[3] There are around 80.6 million mortgages in the United States. .  “As of October 2013, there were 1,252,416 properties[3] at some stage of foreclosure in the United States”, which is 1.5% of all mortgages.

[4] This is about 37% of all filings, a higher percentage that the UK figures of 15% and 20% examined earlier.


[6] These are roughly equivalent to what is called a notice in South Africa

[7] 463,000 divided by 1.2 million.  The historical rates 2006 to 2014 appears to be around 25%.

[8] There are 11.3 million mortgages outstanding in the UK, with loans worth over £1.2 trillion

[9] In June 2008, there were about 54,000 new mortgage arrears cases per quarter and 312,000 loan accounts in arrears.

[10] During the crisis, there were 11,054 new repossessions[10] cases in second quarter of 2008 compared with just 6,476 in the same quarter of 2007.

[11] 48,900 divided by 11.3 million.

[12] There were 7,700 properties repossessed in second quarter 2013 which annualises to about 30,000 a year divided by the 11.3 million mortgages.

[13] 8 August 2013 accessed May 2015. This is not a low figure however.

[14] Figures from 2000 to 2009 published at caculate to 19,022 , a comparable figure

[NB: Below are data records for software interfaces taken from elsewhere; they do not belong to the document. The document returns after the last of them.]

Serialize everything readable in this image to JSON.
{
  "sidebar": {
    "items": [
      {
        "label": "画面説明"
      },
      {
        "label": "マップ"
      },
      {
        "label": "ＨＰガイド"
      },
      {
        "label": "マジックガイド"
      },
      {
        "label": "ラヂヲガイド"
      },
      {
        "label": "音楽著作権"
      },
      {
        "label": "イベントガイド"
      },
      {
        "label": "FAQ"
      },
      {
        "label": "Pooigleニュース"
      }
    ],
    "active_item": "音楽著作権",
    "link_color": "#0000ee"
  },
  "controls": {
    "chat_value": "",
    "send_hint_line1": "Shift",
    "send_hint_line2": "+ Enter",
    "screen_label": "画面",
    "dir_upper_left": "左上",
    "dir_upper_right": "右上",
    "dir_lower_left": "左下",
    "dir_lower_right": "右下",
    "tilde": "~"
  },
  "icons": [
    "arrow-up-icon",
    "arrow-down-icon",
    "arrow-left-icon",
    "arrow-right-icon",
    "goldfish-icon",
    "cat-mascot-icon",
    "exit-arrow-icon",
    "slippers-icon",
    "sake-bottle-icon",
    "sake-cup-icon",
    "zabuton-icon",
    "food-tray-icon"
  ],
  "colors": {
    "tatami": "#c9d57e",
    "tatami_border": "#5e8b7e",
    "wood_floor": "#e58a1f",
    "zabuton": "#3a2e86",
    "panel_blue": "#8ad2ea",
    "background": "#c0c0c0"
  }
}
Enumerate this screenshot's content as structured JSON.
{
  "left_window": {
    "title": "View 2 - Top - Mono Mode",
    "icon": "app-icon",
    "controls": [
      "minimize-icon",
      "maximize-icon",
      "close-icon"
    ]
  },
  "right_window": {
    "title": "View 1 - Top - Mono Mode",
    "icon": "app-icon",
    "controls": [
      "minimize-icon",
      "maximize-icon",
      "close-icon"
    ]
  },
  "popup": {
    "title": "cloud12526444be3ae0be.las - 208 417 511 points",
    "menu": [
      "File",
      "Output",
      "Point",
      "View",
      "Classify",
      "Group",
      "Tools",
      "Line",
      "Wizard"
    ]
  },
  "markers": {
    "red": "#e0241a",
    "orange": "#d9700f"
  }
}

[15] Some 586 repossession orders were granted by the circuit court in the first three months of 2015, compared with 95 in the same period last year, versus 90,000 mortgages restructured in the previous year.